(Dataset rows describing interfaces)
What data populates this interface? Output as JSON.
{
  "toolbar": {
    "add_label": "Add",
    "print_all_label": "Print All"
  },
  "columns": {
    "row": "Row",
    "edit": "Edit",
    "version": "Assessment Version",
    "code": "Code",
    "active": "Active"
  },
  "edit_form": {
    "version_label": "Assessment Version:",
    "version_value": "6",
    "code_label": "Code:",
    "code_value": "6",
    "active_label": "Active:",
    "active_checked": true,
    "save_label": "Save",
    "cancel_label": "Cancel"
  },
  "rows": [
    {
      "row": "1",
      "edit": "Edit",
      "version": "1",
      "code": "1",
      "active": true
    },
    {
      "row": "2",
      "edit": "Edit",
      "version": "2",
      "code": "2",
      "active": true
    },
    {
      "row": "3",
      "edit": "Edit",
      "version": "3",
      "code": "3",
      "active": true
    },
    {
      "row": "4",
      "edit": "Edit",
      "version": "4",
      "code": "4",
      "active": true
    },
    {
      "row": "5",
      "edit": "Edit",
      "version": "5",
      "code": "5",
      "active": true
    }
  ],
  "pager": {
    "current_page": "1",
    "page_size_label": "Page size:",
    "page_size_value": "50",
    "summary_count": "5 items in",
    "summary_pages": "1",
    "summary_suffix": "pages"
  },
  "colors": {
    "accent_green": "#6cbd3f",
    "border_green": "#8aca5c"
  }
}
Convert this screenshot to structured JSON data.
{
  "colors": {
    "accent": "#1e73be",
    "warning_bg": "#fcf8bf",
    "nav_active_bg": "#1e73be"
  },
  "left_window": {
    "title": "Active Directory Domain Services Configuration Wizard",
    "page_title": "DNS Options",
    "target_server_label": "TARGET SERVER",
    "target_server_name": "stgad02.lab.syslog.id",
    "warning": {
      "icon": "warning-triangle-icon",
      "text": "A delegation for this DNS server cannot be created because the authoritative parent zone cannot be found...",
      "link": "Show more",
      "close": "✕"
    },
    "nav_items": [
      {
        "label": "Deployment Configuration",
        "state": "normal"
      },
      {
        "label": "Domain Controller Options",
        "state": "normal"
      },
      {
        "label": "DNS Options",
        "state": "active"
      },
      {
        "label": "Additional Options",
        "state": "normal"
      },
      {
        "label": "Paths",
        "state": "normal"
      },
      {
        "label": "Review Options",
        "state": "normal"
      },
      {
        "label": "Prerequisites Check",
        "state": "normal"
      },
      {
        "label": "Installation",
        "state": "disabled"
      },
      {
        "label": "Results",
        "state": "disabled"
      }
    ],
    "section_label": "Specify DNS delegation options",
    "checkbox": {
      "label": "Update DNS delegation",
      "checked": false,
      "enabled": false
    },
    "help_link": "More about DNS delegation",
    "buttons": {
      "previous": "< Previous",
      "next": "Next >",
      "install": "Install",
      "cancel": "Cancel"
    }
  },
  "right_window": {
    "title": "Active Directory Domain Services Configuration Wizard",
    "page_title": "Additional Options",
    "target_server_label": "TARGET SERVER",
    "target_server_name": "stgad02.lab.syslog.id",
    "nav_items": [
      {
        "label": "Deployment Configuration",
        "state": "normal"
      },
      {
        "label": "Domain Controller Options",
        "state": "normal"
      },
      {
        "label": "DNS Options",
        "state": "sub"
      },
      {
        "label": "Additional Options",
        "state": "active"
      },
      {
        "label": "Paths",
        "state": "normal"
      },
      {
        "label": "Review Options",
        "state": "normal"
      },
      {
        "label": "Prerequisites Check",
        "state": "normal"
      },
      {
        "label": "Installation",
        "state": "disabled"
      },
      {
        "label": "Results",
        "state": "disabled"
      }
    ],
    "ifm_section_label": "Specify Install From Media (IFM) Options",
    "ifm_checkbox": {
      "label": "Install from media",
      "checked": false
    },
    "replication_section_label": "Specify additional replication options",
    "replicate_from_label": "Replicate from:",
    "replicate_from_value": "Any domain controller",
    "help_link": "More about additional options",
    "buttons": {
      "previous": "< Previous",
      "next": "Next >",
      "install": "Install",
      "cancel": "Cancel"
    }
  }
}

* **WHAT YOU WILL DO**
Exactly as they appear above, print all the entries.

* **ANSWER TO THIS EXERCISE**
What data populates this interface? Output as JSON.
{
  "toolbar": {
    "add_label": "Add",
    "print_all_label": "Print All"
  },
  "columns": {
    "row": "Row",
    "edit": "Edit",
    "version": "Assessment Version",
    "code": "Code",
    "active": "Active"
  },
  "edit_form": {
    "version_label": "Assessment Version:",
    "version_value": "6",
    "code_label": "Code:",
    "code_value": "6",
    "active_label": "Active:",
    "active_checked": true,
    "save_label": "Save",
    "cancel_label": "Cancel"
  },
  "rows": [
    {
      "row": "1",
      "edit": "Edit",
      "version": "1",
      "code": "1",
      "active": true
    },
    {
      "row": "2",
      "edit": "Edit",
      "version": "2",
      "code": "2",
      "active": true
    },
    {
      "row": "3",
      "edit": "Edit",
      "version": "3",
      "code": "3",
      "active": true
    },
    {
      "row": "4",
      "edit": "Edit",
      "version": "4",
      "code": "4",
      "active": true
    },
    {
      "row": "5",
      "edit": "Edit",
      "version": "5",
      "code": "5",
      "active": true
    }
  ],
  "pager": {
    "current_page": "1",
    "page_size_label": "Page size:",
    "page_size_value": "50",
    "summary_count": "5 items in",
    "summary_pages": "1",
    "summary_suffix": "pages"
  },
  "colors": {
    "accent_green": "#6cbd3f",
    "border_green": "#8aca5c"
  }
}
Convert this screenshot to structured JSON data.
{
  "colors": {
    "accent": "#1e73be",
    "warning_bg": "#fcf8bf",
    "nav_active_bg": "#1e73be"
  },
  "left_window": {
    "title": "Active Directory Domain Services Configuration Wizard",
    "page_title": "DNS Options",
    "target_server_label": "TARGET SERVER",
    "target_server_name": "stgad02.lab.syslog.id",
    "warning": {
      "icon": "warning-triangle-icon",
      "text": "A delegation for this DNS server cannot be created because the authoritative parent zone cannot be found...",
      "link": "Show more",
      "close": "✕"
    },
    "nav_items": [
      {
        "label": "Deployment Configuration",
        "state": "normal"
      },
      {
        "label": "Domain Controller Options",
        "state": "normal"
      },
      {
        "label": "DNS Options",
        "state": "active"
      },
      {
        "label": "Additional Options",
        "state": "normal"
      },
      {
        "label": "Paths",
        "state": "normal"
      },
      {
        "label": "Review Options",
        "state": "normal"
      },
      {
        "label": "Prerequisites Check",
        "state": "normal"
      },
      {
        "label": "Installation",
        "state": "disabled"
      },
      {
        "label": "Results",
        "state": "disabled"
      }
    ],
    "section_label": "Specify DNS delegation options",
    "checkbox": {
      "label": "Update DNS delegation",
      "checked": false,
      "enabled": false
    },
    "help_link": "More about DNS delegation",
    "buttons": {
      "previous": "< Previous",
      "next": "Next >",
      "install": "Install",
      "cancel": "Cancel"
    }
  },
  "right_window": {
    "title": "Active Directory Domain Services Configuration Wizard",
    "page_title": "Additional Options",
    "target_server_label": "TARGET SERVER",
    "target_server_name": "stgad02.lab.syslog.id",
    "nav_items": [
      {
        "label": "Deployment Configuration",
        "state": "normal"
      },
      {
        "label": "Domain Controller Options",
        "state": "normal"
      },
      {
        "label": "DNS Options",
        "state": "sub"
      },
      {
        "label": "Additional Options",
        "state": "active"
      },
      {
        "label": "Paths",
        "state": "normal"
      },
      {
        "label": "Review Options",
        "state": "normal"
      },
      {
        "label": "Prerequisites Check",
        "state": "normal"
      },
      {
        "label": "Installation",
        "state": "disabled"
      },
      {
        "label": "Results",
        "state": "disabled"
      }
    ],
    "ifm_section_label": "Specify Install From Media (IFM) Options",
    "ifm_checkbox": {
      "label": "Install from media",
      "checked": false
    },
    "replication_section_label": "Specify additional replication options",
    "replicate_from_label": "Replicate from:",
    "replicate_from_value": "Any domain controller",
    "help_link": "More about additional options",
    "buttons": {
      "previous": "< Previous",
      "next": "Next >",
      "install": "Install",
      "cancel": "Cancel"
    }
  }
}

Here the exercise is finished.